- Data provided:
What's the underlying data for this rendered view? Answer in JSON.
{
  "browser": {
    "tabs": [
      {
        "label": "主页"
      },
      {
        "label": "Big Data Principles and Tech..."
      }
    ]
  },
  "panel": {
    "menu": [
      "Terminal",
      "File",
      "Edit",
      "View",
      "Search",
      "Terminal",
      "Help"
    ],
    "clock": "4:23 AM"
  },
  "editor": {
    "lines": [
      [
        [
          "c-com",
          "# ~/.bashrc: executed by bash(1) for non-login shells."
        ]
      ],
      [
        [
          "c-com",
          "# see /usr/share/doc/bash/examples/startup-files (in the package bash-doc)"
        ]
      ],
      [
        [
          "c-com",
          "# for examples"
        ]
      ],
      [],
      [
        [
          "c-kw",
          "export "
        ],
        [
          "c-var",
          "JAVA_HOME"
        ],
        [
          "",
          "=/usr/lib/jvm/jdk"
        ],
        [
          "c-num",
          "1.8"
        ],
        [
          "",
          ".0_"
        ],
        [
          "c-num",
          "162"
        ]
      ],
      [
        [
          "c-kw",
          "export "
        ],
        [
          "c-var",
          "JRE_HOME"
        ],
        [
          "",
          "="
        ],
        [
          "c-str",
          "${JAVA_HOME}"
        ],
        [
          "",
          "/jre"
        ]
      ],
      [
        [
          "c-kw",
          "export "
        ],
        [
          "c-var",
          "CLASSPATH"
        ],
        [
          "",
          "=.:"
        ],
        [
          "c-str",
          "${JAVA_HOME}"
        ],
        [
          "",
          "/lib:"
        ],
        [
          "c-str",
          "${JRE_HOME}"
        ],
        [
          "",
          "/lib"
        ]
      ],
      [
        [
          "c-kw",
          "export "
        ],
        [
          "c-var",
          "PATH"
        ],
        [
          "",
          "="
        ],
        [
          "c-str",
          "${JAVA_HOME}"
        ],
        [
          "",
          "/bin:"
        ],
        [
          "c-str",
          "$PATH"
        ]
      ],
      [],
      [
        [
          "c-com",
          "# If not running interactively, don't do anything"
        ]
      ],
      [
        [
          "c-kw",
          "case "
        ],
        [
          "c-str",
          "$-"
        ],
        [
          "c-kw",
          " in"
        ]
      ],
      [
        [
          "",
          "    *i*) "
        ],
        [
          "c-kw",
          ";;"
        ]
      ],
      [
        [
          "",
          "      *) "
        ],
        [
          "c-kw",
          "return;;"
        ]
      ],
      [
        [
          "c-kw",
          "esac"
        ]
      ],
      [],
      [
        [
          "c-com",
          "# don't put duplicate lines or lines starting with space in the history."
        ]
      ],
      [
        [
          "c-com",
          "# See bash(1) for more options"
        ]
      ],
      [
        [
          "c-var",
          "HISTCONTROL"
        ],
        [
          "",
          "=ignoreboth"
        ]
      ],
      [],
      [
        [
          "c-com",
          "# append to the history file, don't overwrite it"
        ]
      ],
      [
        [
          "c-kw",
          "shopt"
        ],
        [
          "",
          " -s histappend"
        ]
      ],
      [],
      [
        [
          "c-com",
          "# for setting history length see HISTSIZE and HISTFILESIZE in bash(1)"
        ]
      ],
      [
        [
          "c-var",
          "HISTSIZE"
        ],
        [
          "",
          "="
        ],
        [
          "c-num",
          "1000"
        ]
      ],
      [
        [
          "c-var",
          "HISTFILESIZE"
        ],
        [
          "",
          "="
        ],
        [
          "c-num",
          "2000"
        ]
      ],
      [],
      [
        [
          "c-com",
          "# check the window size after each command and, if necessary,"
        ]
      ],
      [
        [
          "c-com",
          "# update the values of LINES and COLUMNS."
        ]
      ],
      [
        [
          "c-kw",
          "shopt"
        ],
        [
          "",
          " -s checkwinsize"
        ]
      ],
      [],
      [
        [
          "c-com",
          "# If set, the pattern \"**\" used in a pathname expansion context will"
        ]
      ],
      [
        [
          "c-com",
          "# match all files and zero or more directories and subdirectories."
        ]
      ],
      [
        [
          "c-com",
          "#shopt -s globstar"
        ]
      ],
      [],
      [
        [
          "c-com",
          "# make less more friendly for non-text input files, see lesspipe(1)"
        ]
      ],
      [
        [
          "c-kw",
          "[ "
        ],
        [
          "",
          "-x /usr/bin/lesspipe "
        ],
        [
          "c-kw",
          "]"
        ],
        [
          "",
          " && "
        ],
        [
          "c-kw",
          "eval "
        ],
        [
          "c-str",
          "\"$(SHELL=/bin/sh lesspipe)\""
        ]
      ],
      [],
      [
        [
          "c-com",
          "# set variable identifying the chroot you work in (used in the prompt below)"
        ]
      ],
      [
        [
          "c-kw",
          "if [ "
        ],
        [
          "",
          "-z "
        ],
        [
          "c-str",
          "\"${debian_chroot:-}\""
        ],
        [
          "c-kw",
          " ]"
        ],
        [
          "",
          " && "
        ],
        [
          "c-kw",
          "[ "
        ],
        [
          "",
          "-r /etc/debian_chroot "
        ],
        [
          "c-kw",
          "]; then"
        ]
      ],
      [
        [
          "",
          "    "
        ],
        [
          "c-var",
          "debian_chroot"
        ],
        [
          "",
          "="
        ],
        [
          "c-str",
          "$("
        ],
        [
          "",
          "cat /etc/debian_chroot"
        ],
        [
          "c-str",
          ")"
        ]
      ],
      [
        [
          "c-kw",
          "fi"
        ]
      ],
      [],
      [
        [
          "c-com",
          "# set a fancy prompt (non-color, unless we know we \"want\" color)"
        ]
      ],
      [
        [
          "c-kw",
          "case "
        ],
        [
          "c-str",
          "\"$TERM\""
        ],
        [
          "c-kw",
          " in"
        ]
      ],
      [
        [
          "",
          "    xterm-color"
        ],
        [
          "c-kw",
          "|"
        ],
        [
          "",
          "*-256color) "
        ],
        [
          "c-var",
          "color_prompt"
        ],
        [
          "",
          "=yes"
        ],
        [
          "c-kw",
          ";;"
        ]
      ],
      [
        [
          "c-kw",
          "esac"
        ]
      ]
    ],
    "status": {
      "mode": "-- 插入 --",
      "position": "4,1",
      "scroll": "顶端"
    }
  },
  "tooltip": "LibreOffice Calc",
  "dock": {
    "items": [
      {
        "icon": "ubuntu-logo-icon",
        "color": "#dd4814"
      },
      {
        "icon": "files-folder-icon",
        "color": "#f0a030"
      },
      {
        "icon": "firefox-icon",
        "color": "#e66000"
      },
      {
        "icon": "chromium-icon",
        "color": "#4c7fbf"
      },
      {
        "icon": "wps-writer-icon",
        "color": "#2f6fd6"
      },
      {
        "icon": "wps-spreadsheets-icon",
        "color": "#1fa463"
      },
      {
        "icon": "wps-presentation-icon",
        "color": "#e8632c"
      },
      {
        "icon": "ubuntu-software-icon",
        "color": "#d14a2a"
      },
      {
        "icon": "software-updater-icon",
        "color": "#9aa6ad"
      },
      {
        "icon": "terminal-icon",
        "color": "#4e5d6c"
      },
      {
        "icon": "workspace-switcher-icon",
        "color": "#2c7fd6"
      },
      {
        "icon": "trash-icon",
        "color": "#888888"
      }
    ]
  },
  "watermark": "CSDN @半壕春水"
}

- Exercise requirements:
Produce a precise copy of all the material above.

- Task output:
What's the underlying data for this rendered view? Answer in JSON.
{
  "browser": {
    "tabs": [
      {
        "label": "主页"
      },
      {
        "label": "Big Data Principles and Tech..."
      }
    ]
  },
  "panel": {
    "menu": [
      "Terminal",
      "File",
      "Edit",
      "View",
      "Search",
      "Terminal",
      "Help"
    ],
    "clock": "4:23 AM"
  },
  "editor": {
    "lines": [
      [
        [
          "c-com",
          "# ~/.bashrc: executed by bash(1) for non-login shells."
        ]
      ],
      [
        [
          "c-com",
          "# see /usr/share/doc/bash/examples/startup-files (in the package bash-doc)"
        ]
      ],
      [
        [
          "c-com",
          "# for examples"
        ]
      ],
      [],
      [
        [
          "c-kw",
          "export "
        ],
        [
          "c-var",
          "JAVA_HOME"
        ],
        [
          "",
          "=/usr/lib/jvm/jdk"
        ],
        [
          "c-num",
          "1.8"
        ],
        [
          "",
          ".0_"
        ],
        [
          "c-num",
          "162"
        ]
      ],
      [
        [
          "c-kw",
          "export "
        ],
        [
          "c-var",
          "JRE_HOME"
        ],
        [
          "",
          "="
        ],
        [
          "c-str",
          "${JAVA_HOME}"
        ],
        [
          "",
          "/jre"
        ]
      ],
      [
        [
          "c-kw",
          "export "
        ],
        [
          "c-var",
          "CLASSPATH"
        ],
        [
          "",
          "=.:"
        ],
        [
          "c-str",
          "${JAVA_HOME}"
        ],
        [
          "",
          "/lib:"
        ],
        [
          "c-str",
          "${JRE_HOME}"
        ],
        [
          "",
          "/lib"
        ]
      ],
      [
        [
          "c-kw",
          "export "
        ],
        [
          "c-var",
          "PATH"
        ],
        [
          "",
          "="
        ],
        [
          "c-str",
          "${JAVA_HOME}"
        ],
        [
          "",
          "/bin:"
        ],
        [
          "c-str",
          "$PATH"
        ]
      ],
      [],
      [
        [
          "c-com",
          "# If not running interactively, don't do anything"
        ]
      ],
      [
        [
          "c-kw",
          "case "
        ],
        [
          "c-str",
          "$-"
        ],
        [
          "c-kw",
          " in"
        ]
      ],
      [
        [
          "",
          "    *i*) "
        ],
        [
          "c-kw",
          ";;"
        ]
      ],
      [
        [
          "",
          "      *) "
        ],
        [
          "c-kw",
          "return;;"
        ]
      ],
      [
        [
          "c-kw",
          "esac"
        ]
      ],
      [],
      [
        [
          "c-com",
          "# don't put duplicate lines or lines starting with space in the history."
        ]
      ],
      [
        [
          "c-com",
          "# See bash(1) for more options"
        ]
      ],
      [
        [
          "c-var",
          "HISTCONTROL"
        ],
        [
          "",
          "=ignoreboth"
        ]
      ],
      [],
      [
        [
          "c-com",
          "# append to the history file, don't overwrite it"
        ]
      ],
      [
        [
          "c-kw",
          "shopt"
        ],
        [
          "",
          " -s histappend"
        ]
      ],
      [],
      [
        [
          "c-com",
          "# for setting history length see HISTSIZE and HISTFILESIZE in bash(1)"
        ]
      ],
      [
        [
          "c-var",
          "HISTSIZE"
        ],
        [
          "",
          "="
        ],
        [
          "c-num",
          "1000"
        ]
      ],
      [
        [
          "c-var",
          "HISTFILESIZE"
        ],
        [
          "",
          "="
        ],
        [
          "c-num",
          "2000"
        ]
      ],
      [],
      [
        [
          "c-com",
          "# check the window size after each command and, if necessary,"
        ]
      ],
      [
        [
          "c-com",
          "# update the values of LINES and COLUMNS."
        ]
      ],
      [
        [
          "c-kw",
          "shopt"
        ],
        [
          "",
          " -s checkwinsize"
        ]
      ],
      [],
      [
        [
          "c-com",
          "# If set, the pattern \"**\" used in a pathname expansion context will"
        ]
      ],
      [
        [
          "c-com",
          "# match all files and zero or more directories and subdirectories."
        ]
      ],
      [
        [
          "c-com",
          "#shopt -s globstar"
        ]
      ],
      [],
      [
        [
          "c-com",
          "# make less more friendly for non-text input files, see lesspipe(1)"
        ]
      ],
      [
        [
          "c-kw",
          "[ "
        ],
        [
          "",
          "-x /usr/bin/lesspipe "
        ],
        [
          "c-kw",
          "]"
        ],
        [
          "",
          " && "
        ],
        [
          "c-kw",
          "eval "
        ],
        [
          "c-str",
          "\"$(SHELL=/bin/sh lesspipe)\""
        ]
      ],
      [],
      [
        [
          "c-com",
          "# set variable identifying the chroot you work in (used in the prompt below)"
        ]
      ],
      [
        [
          "c-kw",
          "if [ "
        ],
        [
          "",
          "-z "
        ],
        [
          "c-str",
          "\"${debian_chroot:-}\""
        ],
        [
          "c-kw",
          " ]"
        ],
        [
          "",
          " && "
        ],
        [
          "c-kw",
          "[ "
        ],
        [
          "",
          "-r /etc/debian_chroot "
        ],
        [
          "c-kw",
          "]; then"
        ]
      ],
      [
        [
          "",
          "    "
        ],
        [
          "c-var",
          "debian_chroot"
        ],
        [
          "",
          "="
        ],
        [
          "c-str",
          "$("
        ],
        [
          "",
          "cat /etc/debian_chroot"
        ],
        [
          "c-str",
          ")"
        ]
      ],
      [
        [
          "c-kw",
          "fi"
        ]
      ],
      [],
      [
        [
          "c-com",
          "# set a fancy prompt (non-color, unless we know we \"want\" color)"
        ]
      ],
      [
        [
          "c-kw",
          "case "
        ],
        [
          "c-str",
          "\"$TERM\""
        ],
        [
          "c-kw",
          " in"
        ]
      ],
      [
        [
          "",
          "    xterm-color"
        ],
        [
          "c-kw",
          "|"
        ],
        [
          "",
          "*-256color) "
        ],
        [
          "c-var",
          "color_prompt"
        ],
        [
          "",
          "=yes"
        ],
        [
          "c-kw",
          ";;"
        ]
      ],
      [
        [
          "c-kw",
          "esac"
        ]
      ]
    ],
    "status": {
      "mode": "-- 插入 --",
      "position": "4,1",
      "scroll": "顶端"
    }
  },
  "tooltip": "LibreOffice Calc",
  "dock": {
    "items": [
      {
        "icon": "ubuntu-logo-icon",
        "color": "#dd4814"
      },
      {
        "icon": "files-folder-icon",
        "color": "#f0a030"
      },
      {
        "icon": "firefox-icon",
        "color": "#e66000"
      },
      {
        "icon": "chromium-icon",
        "color": "#4c7fbf"
      },
      {
        "icon": "wps-writer-icon",
        "color": "#2f6fd6"
      },
      {
        "icon": "wps-spreadsheets-icon",
        "color": "#1fa463"
      },
      {
        "icon": "wps-presentation-icon",
        "color": "#e8632c"
      },
      {
        "icon": "ubuntu-software-icon",
        "color": "#d14a2a"
      },
      {
        "icon": "software-updater-icon",
        "color": "#9aa6ad"
      },
      {
        "icon": "terminal-icon",
        "color": "#4e5d6c"
      },
      {
        "icon": "workspace-switcher-icon",
        "color": "#2c7fd6"
      },
      {
        "icon": "trash-icon",
        "color": "#888888"
      }
    ]
  },
  "watermark": "CSDN @半壕春水"
}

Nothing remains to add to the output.